The other was artificially constructed:  rocky ridges were enforced by huge walls, defence towers and numerous fortified gates giving access to the city. Most of the temples, which were lined up along the walls and defined the city’s skyline, were built approximately a century after the foundation of the town. 480 BC represents a turning point both in the history of Akragas and of the entire Greek civilization: in two great battles Greeks from the Greek mainland and the Greek colonies in Sicily rivalled each other in an attempt to gain supremacy of the Mediterranean. While Themistocles, after the heroic sacrifice of Leonidas, succumbed to the army of Serse in the naval battle of Salamina, the allied forces of Theron of Agrigento and Gelone clamorously defeated the Carthaginians on the lowland of Himera (the modern town of Termini Imerese, Palermo).

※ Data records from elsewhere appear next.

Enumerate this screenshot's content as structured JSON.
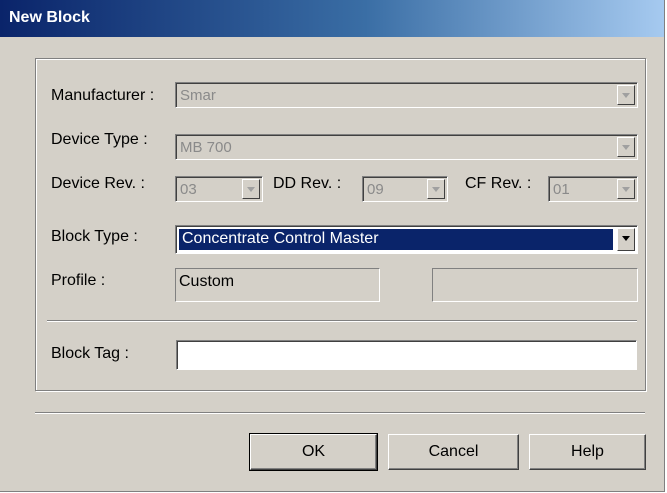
{
  "window": {
    "title": "New Block"
  },
  "form": {
    "manufacturer": {
      "label": "Manufacturer :",
      "value": "Smar"
    },
    "device_type": {
      "label": "Device Type :",
      "value": "MB 700"
    },
    "device_rev": {
      "label": "Device Rev. :",
      "value": "03"
    },
    "dd_rev": {
      "label": "DD Rev. :",
      "value": "09"
    },
    "cf_rev": {
      "label": "CF Rev. :",
      "value": "01"
    },
    "block_type": {
      "label": "Block Type :",
      "value": "Concentrate Control Master"
    },
    "profile": {
      "label": "Profile :",
      "value": "Custom",
      "value2": ""
    },
    "block_tag": {
      "label": "Block Tag :",
      "value": "",
      "placeholder": ""
    }
  },
  "buttons": {
    "ok": "OK",
    "cancel": "Cancel",
    "help": "Help"
  },
  "colors": {
    "title_bar_start": "#0a246a",
    "title_bar_end": "#a6caf0",
    "dialog_bg": "#d4d0c8",
    "selection": "#0a246a"
  },
  "icons": {
    "dropdown": "chevron-down-icon"
  }
}
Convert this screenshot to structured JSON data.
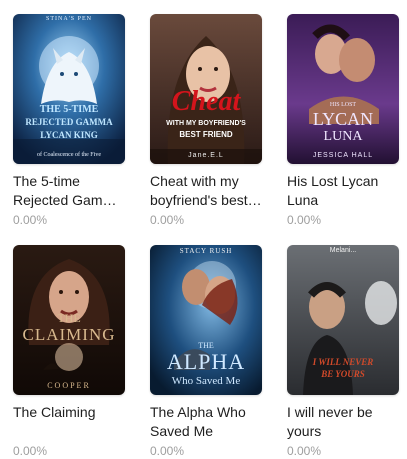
{
  "books": [
    {
      "title": "The 5-time Rejected Gamma Lycan King",
      "progress": "0.00%",
      "cover": {
        "author": "STINA'S PEN",
        "line1": "THE 5-TIME",
        "line2": "REJECTED GAMMA",
        "line3": "LYCAN KING",
        "series": "of Coalescence of the Five"
      }
    },
    {
      "title": "Cheat with my boyfriend's best friend",
      "progress": "0.00%",
      "cover": {
        "headline": "Cheat",
        "sub1": "WITH MY BOYFRIEND'S",
        "sub2": "BEST FRIEND",
        "author": "Jane.E.L"
      }
    },
    {
      "title": "His Lost Lycan Luna",
      "progress": "0.00%",
      "cover": {
        "his_lost": "HIS LOST",
        "lycan": "LYCAN",
        "luna": "LUNA",
        "author": "JESSICA HALL"
      }
    },
    {
      "title": "The Claiming",
      "progress": "0.00%",
      "cover": {
        "the": "THE",
        "claiming": "CLAIMING",
        "author": "COOPER"
      }
    },
    {
      "title": "The Alpha Who Saved Me",
      "progress": "0.00%",
      "cover": {
        "author": "STACY RUSH",
        "the": "THE",
        "alpha": "ALPHA",
        "who_saved": "Who Saved Me"
      }
    },
    {
      "title": "I will never be yours",
      "progress": "0.00%",
      "cover": {
        "author": "Melani...",
        "line1": "I WILL NEVER",
        "line2": "BE YOURS"
      }
    }
  ]
}
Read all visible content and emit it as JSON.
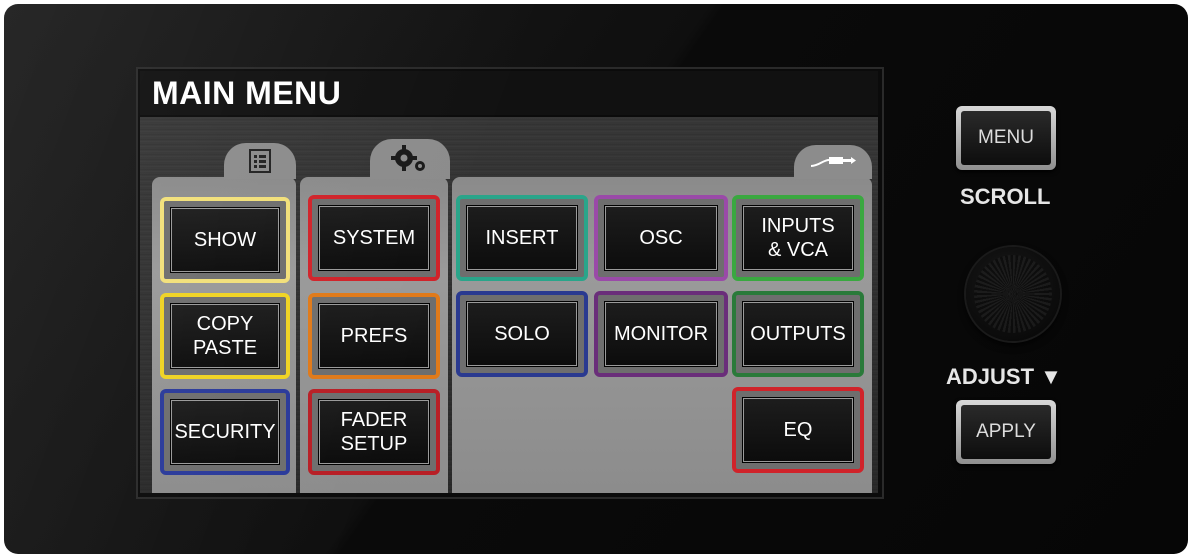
{
  "screen": {
    "title": "MAIN MENU"
  },
  "groups": {
    "show_icon": "list-document-icon",
    "system_icon": "gears-icon",
    "signal_icon": "cable-plug-icon"
  },
  "buttons": {
    "show": {
      "label": "SHOW",
      "color": "#f2e07a"
    },
    "copy_paste": {
      "label": "COPY\nPASTE",
      "color": "#f0d323"
    },
    "security": {
      "label": "SECURITY",
      "color": "#2a3a9a"
    },
    "system": {
      "label": "SYSTEM",
      "color": "#d0232a"
    },
    "prefs": {
      "label": "PREFS",
      "color": "#e07a1a"
    },
    "fader_setup": {
      "label": "FADER\nSETUP",
      "color": "#b81f26"
    },
    "insert": {
      "label": "INSERT",
      "color": "#2aa58a"
    },
    "osc": {
      "label": "OSC",
      "color": "#9a4aa8"
    },
    "inputs_vca": {
      "label": "INPUTS\n& VCA",
      "color": "#3aa840"
    },
    "solo": {
      "label": "SOLO",
      "color": "#2a3a90"
    },
    "monitor": {
      "label": "MONITOR",
      "color": "#6a2e7a"
    },
    "outputs": {
      "label": "OUTPUTS",
      "color": "#2a7a3a"
    },
    "eq": {
      "label": "EQ",
      "color": "#d0232a"
    }
  },
  "hardware": {
    "menu_button": "MENU",
    "scroll_label": "SCROLL",
    "adjust_label": "ADJUST ▼",
    "apply_button": "APPLY"
  }
}
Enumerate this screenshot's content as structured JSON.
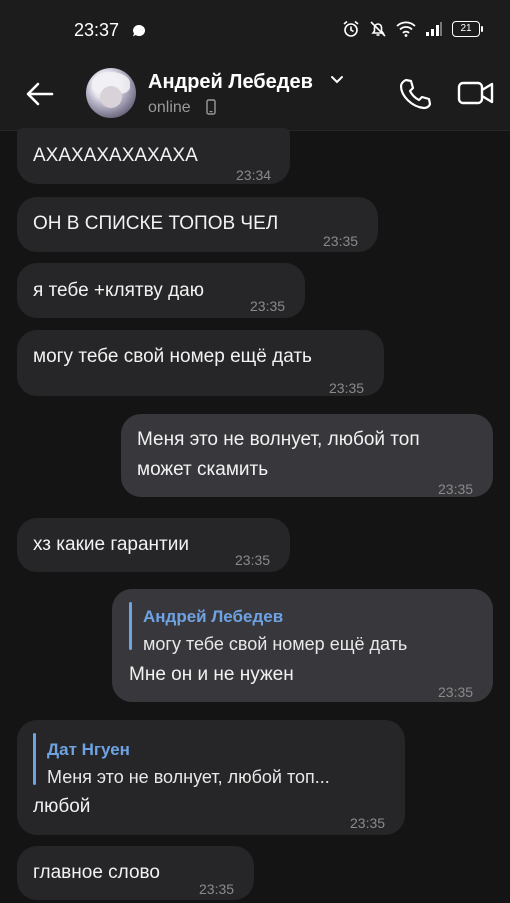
{
  "status_bar": {
    "time": "23:37",
    "battery": "21"
  },
  "header": {
    "contact_name": "Андрей Лебедев",
    "presence": "online"
  },
  "messages": [
    {
      "dir": "in",
      "text": "АХАХАХАХАХАХА",
      "time": "23:34"
    },
    {
      "dir": "in",
      "text": "ОН В СПИСКЕ ТОПОВ ЧЕЛ",
      "time": "23:35"
    },
    {
      "dir": "in",
      "text": "я тебе +клятву даю",
      "time": "23:35"
    },
    {
      "dir": "in",
      "text": "могу тебе свой номер ещё дать",
      "time": "23:35"
    },
    {
      "dir": "out",
      "text_line1": "Меня это не волнует, любой топ",
      "text_line2": "может скамить",
      "time": "23:35"
    },
    {
      "dir": "in",
      "text": "хз какие гарантии",
      "time": "23:35"
    },
    {
      "dir": "out",
      "reply_name": "Андрей Лебедев",
      "reply_text": "могу тебе свой номер ещё дать",
      "text": "Мне он и не нужен",
      "time": "23:35"
    },
    {
      "dir": "in",
      "reply_name": "Дат Нгуен",
      "reply_text": "Меня это не волнует, любой топ...",
      "text": "любой",
      "time": "23:35"
    },
    {
      "dir": "in",
      "text": "главное слово",
      "time": "23:35"
    }
  ]
}
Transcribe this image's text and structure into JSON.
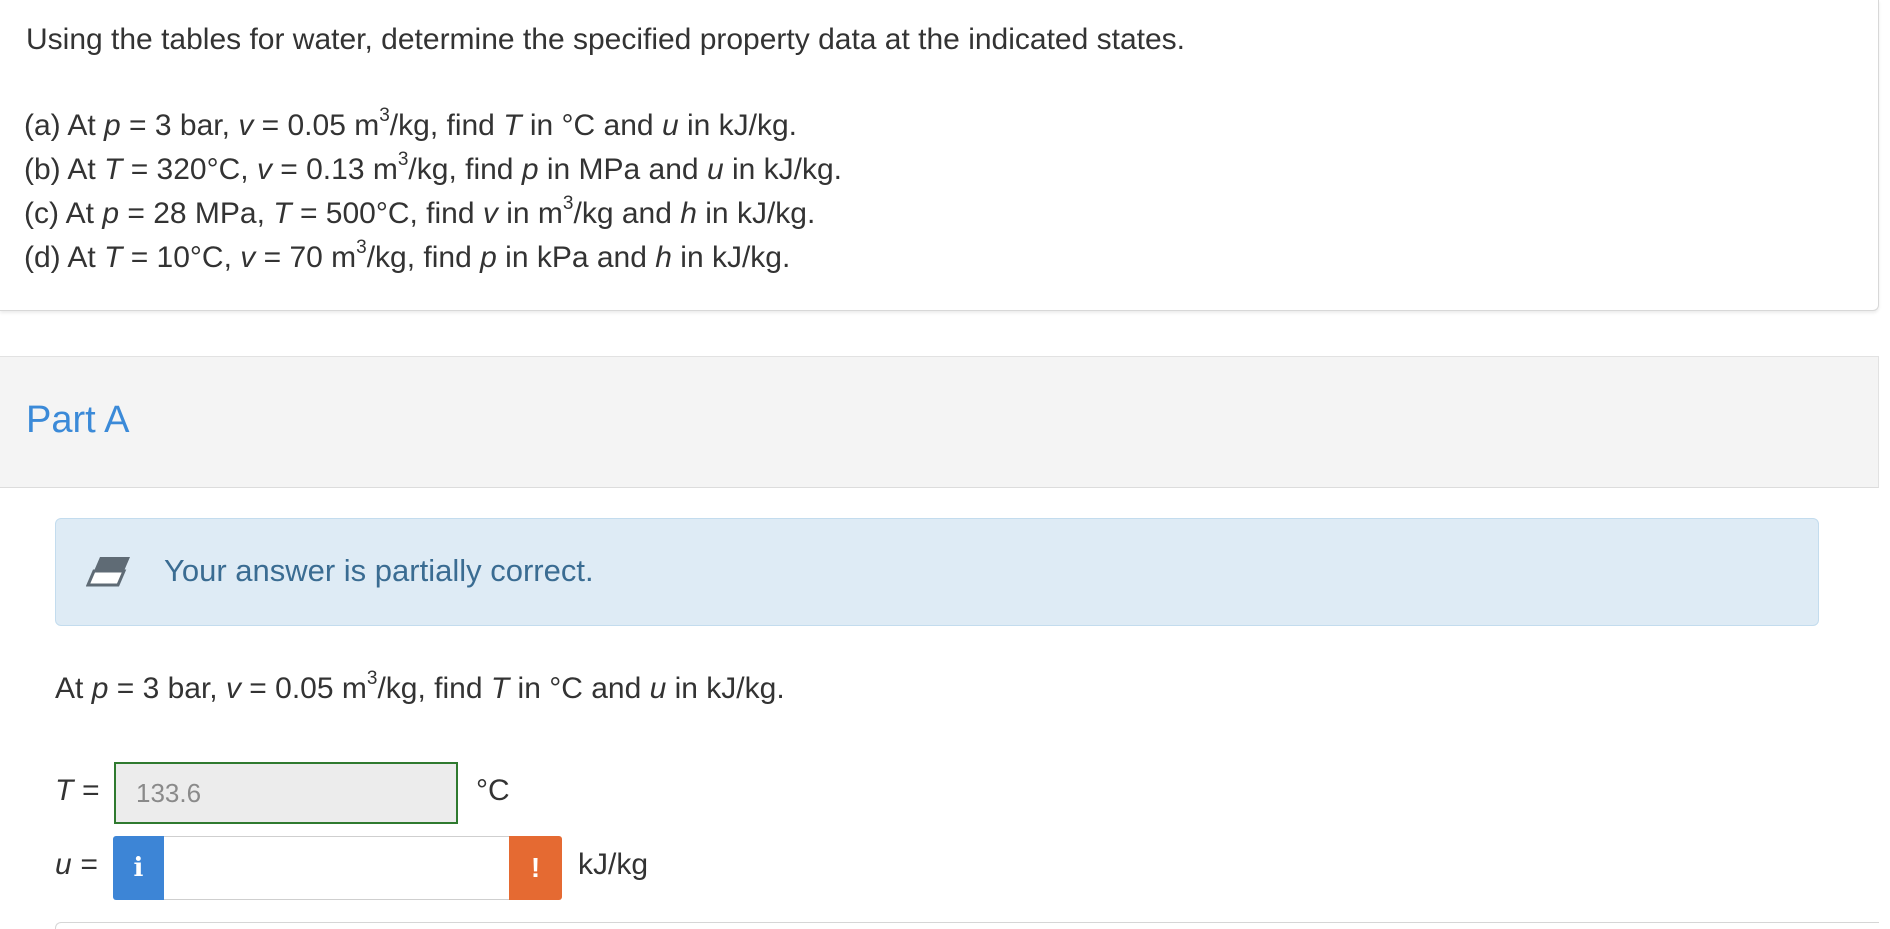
{
  "question": {
    "intro": "Using the tables for water, determine the specified property data at the indicated states.",
    "items": {
      "a": {
        "pre": "(a) At ",
        "p": "p",
        "mid1": " = 3 bar, ",
        "v": "v",
        "mid2": " = 0.05 m",
        "sup": "3",
        "mid3": "/kg, find ",
        "T": "T",
        "mid4": " in °C and ",
        "u": "u",
        "post": " in kJ/kg."
      },
      "b": {
        "pre": "(b) At ",
        "T": "T",
        "mid1": " = 320°C, ",
        "v": "v",
        "mid2": " = 0.13 m",
        "sup": "3",
        "mid3": "/kg, find ",
        "p": "p",
        "mid4": " in MPa and ",
        "u": "u",
        "post": " in kJ/kg."
      },
      "c": {
        "pre": "(c) At ",
        "p": "p",
        "mid1": " = 28 MPa, ",
        "T": "T",
        "mid2": " = 500°C, find ",
        "v": "v",
        "mid3": " in m",
        "sup": "3",
        "mid4": "/kg and ",
        "h": "h",
        "post": " in kJ/kg."
      },
      "d": {
        "pre": "(d) At ",
        "T": "T",
        "mid1": " = 10°C, ",
        "v": "v",
        "mid2": " = 70 m",
        "sup": "3",
        "mid3": "/kg, find ",
        "p": "p",
        "mid4": " in kPa and ",
        "h": "h",
        "post": " in kJ/kg."
      }
    }
  },
  "part": {
    "title": "Part A",
    "feedback": "Your answer is partially correct.",
    "prompt": {
      "pre": "At ",
      "p": "p",
      "mid1": " = 3 bar, ",
      "v": "v",
      "mid2": " = 0.05 m",
      "sup": "3",
      "mid3": "/kg, find ",
      "T": "T",
      "mid4": " in °C and ",
      "u": "u",
      "post": " in kJ/kg."
    }
  },
  "answers": {
    "T": {
      "label": "T =",
      "value": "133.6",
      "unit": "°C",
      "status": "correct"
    },
    "u": {
      "label": "u =",
      "value": "",
      "unit": "kJ/kg",
      "status": "incorrect",
      "info_glyph": "i",
      "warn_glyph": "!"
    }
  },
  "colors": {
    "part_title": "#3b8ad8",
    "feedback_bg": "#deebf5",
    "feedback_text": "#3a6c92",
    "correct_border": "#2f7a2f",
    "info_button": "#3d85d6",
    "warn_button": "#e56a32"
  },
  "icons": {
    "feedback": "eraser-icon",
    "info": "info-icon",
    "warning": "exclamation-icon"
  }
}
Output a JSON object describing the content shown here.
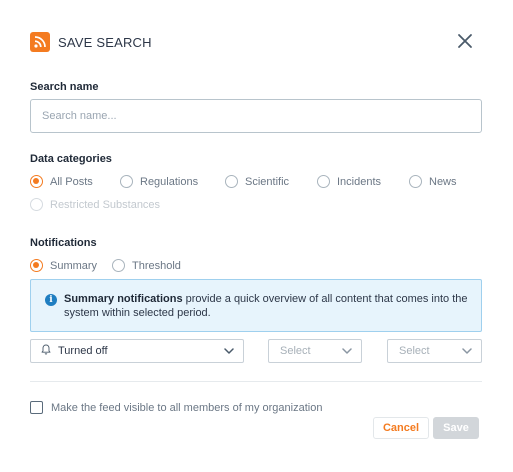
{
  "header": {
    "icon": "rss-feed-icon",
    "title": "SAVE SEARCH",
    "close_icon": "close-icon"
  },
  "search": {
    "label": "Search name",
    "placeholder": "Search name...",
    "value": ""
  },
  "categories": {
    "label": "Data categories",
    "options": [
      {
        "label": "All Posts",
        "checked": true,
        "disabled": false
      },
      {
        "label": "Regulations",
        "checked": false,
        "disabled": false
      },
      {
        "label": "Scientific",
        "checked": false,
        "disabled": false
      },
      {
        "label": "Incidents",
        "checked": false,
        "disabled": false
      },
      {
        "label": "News",
        "checked": false,
        "disabled": false
      },
      {
        "label": "Restricted Substances",
        "checked": false,
        "disabled": true
      }
    ]
  },
  "notifications": {
    "label": "Notifications",
    "options": [
      {
        "label": "Summary",
        "checked": true
      },
      {
        "label": "Threshold",
        "checked": false
      }
    ],
    "info": {
      "icon": "info-icon",
      "bold": "Summary notifications",
      "text": " provide a quick overview of all content that comes into the system within selected period."
    },
    "frequency": {
      "icon": "bell-icon",
      "value": "Turned off"
    },
    "select_a": {
      "placeholder": "Select"
    },
    "select_b": {
      "placeholder": "Select"
    }
  },
  "visibility": {
    "label": "Make the feed visible to all members of my organization",
    "checked": false
  },
  "actions": {
    "cancel": "Cancel",
    "save": "Save"
  },
  "colors": {
    "accent": "#f47b20",
    "info_bg": "#e7f4fc",
    "info_border": "#9fd0ee",
    "disabled_button": "#d2d6da"
  }
}
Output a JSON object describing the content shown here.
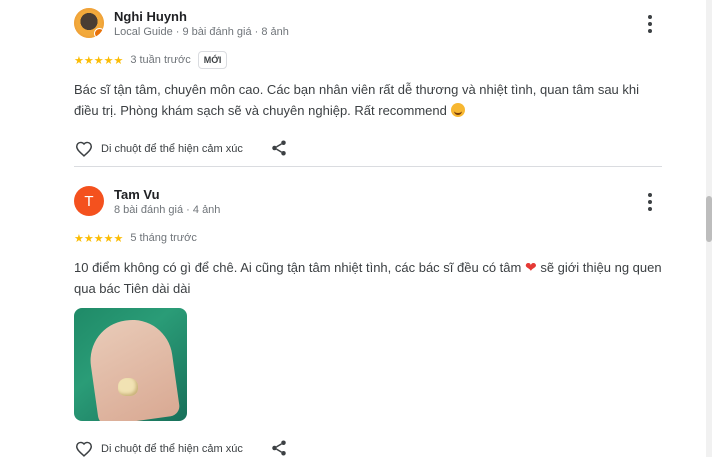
{
  "reviews": [
    {
      "author": "Nghi Huynh",
      "meta": "Local Guide · 9 bài đánh giá · 8 ảnh",
      "stars": "★★★★★",
      "rating": 5,
      "time": "3 tuần trước",
      "badge": "MỚI",
      "text": "Bác sĩ tận tâm, chuyên môn cao. Các bạn nhân viên rất dễ thương và nhiệt tình, quan tâm sau khi điều trị. Phòng khám sạch sẽ và chuyên nghiệp. Rất recommend",
      "react_label": "Di chuột để thể hiện cảm xúc"
    },
    {
      "author": "Tam Vu",
      "avatar_letter": "T",
      "meta": "8 bài đánh giá · 4 ảnh",
      "stars": "★★★★★",
      "rating": 5,
      "time": "5 tháng trước",
      "text_before_emoji": "10 điểm không có gì để chê. Ai cũng tận tâm nhiệt tình, các bác sĩ đều có tâm",
      "text_after_emoji": " sẽ giới thiệu ng quen qua bác Tiên dài dài",
      "react_label": "Di chuột để thể hiện cảm xúc"
    }
  ],
  "icons": {
    "more": "more-vert-icon",
    "heart": "heart-outline-icon",
    "share": "share-icon"
  },
  "colors": {
    "star": "#fbbc04",
    "avatar_letter_bg": "#f4511e",
    "meta_text": "#70757a"
  }
}
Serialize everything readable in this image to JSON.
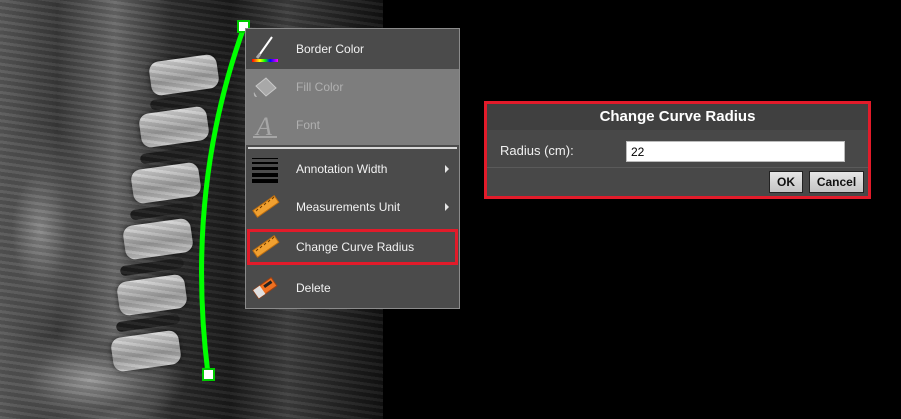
{
  "viewer": {
    "image": "spine-mri-sagittal",
    "annotation": {
      "type": "curve",
      "color": "#00ff00",
      "handle_color": "#ffffff"
    }
  },
  "context_menu": {
    "items": [
      {
        "label": "Border Color",
        "icon": "brush-palette-icon",
        "enabled": true
      },
      {
        "label": "Fill Color",
        "icon": "paint-bucket-icon",
        "enabled": false
      },
      {
        "label": "Font",
        "icon": "font-a-icon",
        "enabled": false
      },
      {
        "label": "Annotation Width",
        "icon": "line-width-icon",
        "enabled": true,
        "submenu": true
      },
      {
        "label": "Measurements Unit",
        "icon": "ruler-icon",
        "enabled": true,
        "submenu": true
      },
      {
        "label": "Change Curve Radius",
        "icon": "ruler-icon",
        "enabled": true,
        "highlighted": true
      },
      {
        "label": "Delete",
        "icon": "eraser-icon",
        "enabled": true
      }
    ]
  },
  "dialog": {
    "title": "Change Curve Radius",
    "radius_label": "Radius (cm):",
    "radius_value": "22",
    "ok_label": "OK",
    "cancel_label": "Cancel"
  },
  "colors": {
    "highlight": "#e21b2a",
    "menu_bg": "#4b4b4b",
    "disabled_bg": "#7d7d7d"
  }
}
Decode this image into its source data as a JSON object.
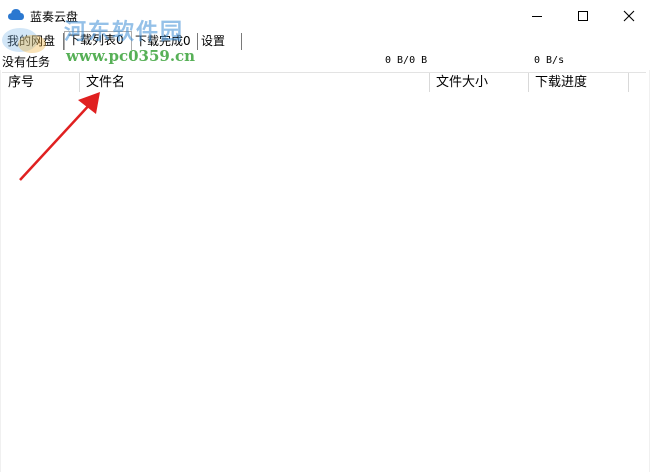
{
  "window": {
    "title": "蓝奏云盘",
    "minimize_icon": "minimize-icon",
    "maximize_icon": "maximize-icon",
    "close_icon": "close-icon"
  },
  "tabs": [
    {
      "label": "我的网盘"
    },
    {
      "label": "下载列表0",
      "active": true
    },
    {
      "label": "下载完成0"
    },
    {
      "label": "设置"
    }
  ],
  "status": {
    "task_text": "没有任务",
    "progress_text": "0 B/0 B",
    "speed_text": "0 B/s"
  },
  "table": {
    "columns": [
      "序号",
      "文件名",
      "文件大小",
      "下载进度"
    ],
    "rows": []
  },
  "watermark": {
    "text": "河东软件园",
    "url": "www.pc0359.cn"
  },
  "colors": {
    "arrow": "#e02020",
    "watermark_text": "#3f8fd6",
    "watermark_url": "#3aa33a"
  }
}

The resounding victory brought home a fabulous boot and thousands of slaves. These precious resources and the religious desire to thank the Gods for their triumph inspired and enabled the city of Akragas to realize an ambitious project for the construction of imposing public buildings and places of worship. Furthermore, the ingenious architect Feace designed a sophisticated net of undergrounded aqueducts (Hypogea) to guarantee the efficient distribution of water to the city; these flowed into the Kolymbethra, a great reservoir embellished by swans and used for the cultivation of fresh water fish. Today the Kolymbethra is a charming garden with the possibility to visit the Phaeacean aqueducts.

The city of Akragas flourished under the rule of Theron and attracted important Greek poets such as Pindar, Midas and Aeschylus. The city’s agriculture, trade, philosophy and above all its arts are testified by numerous marvellous exhibits in Archaeological Museum “Pietro Griffo”.  After the death of Theron, the illustrious philosopher Empedocle introduced a democratic constitution which lasted until the city was conquered by the Carthaginians in 406 BC. The Carthaginians, after a devastating siege which lasted for many months, ravaged the city and took revenge for the defeat inflicted on them 80 years before in Himera.

Only in 339 BC did Akragas regain its glory thanks to General Timoleon, the Corinthian governor of Syracuse who managed to free Akragas from the Carthaginians. The city flourished once more time. This rebirth of the city in hellenistic period are testified by the Theatre of Agrigento ruins. After a few years of alternating democracy and tyranny, the city of Akragas was swallowed up by the Roman Empire and in 210 BC it was re-baptised Agrigentum. For several centuries the town prospered as a rich Roman colony. The beautiful dwellings of the Hellenistic-Roman quarter, the ruins of a temple on podium close to the Archaeological Museum and other monumental buildings date back to the Roman age.

With the fall of the Roman Empire, Agrigentum was conquered by the Byzantines: in 535 AD Sicily was invaded from the East by General Belisarius. In the course of the following centuries the town gradually decreased in size and the centre of the medieval and modern town was moved up to the Hill of Girgenti.  This migration from the valley to the hills between 7th and 9th century brought about the transformation of the valley into an extensive e paleochristian necropolis. In 840 AD, under Arab rule, the city was re-baptized once more and became Kerkent, a flourishing Arabian city which has left many traces in daily life and in the alleys of “Girgenti”: the old city centre of Agrigento.

Valley of the Temples interactive map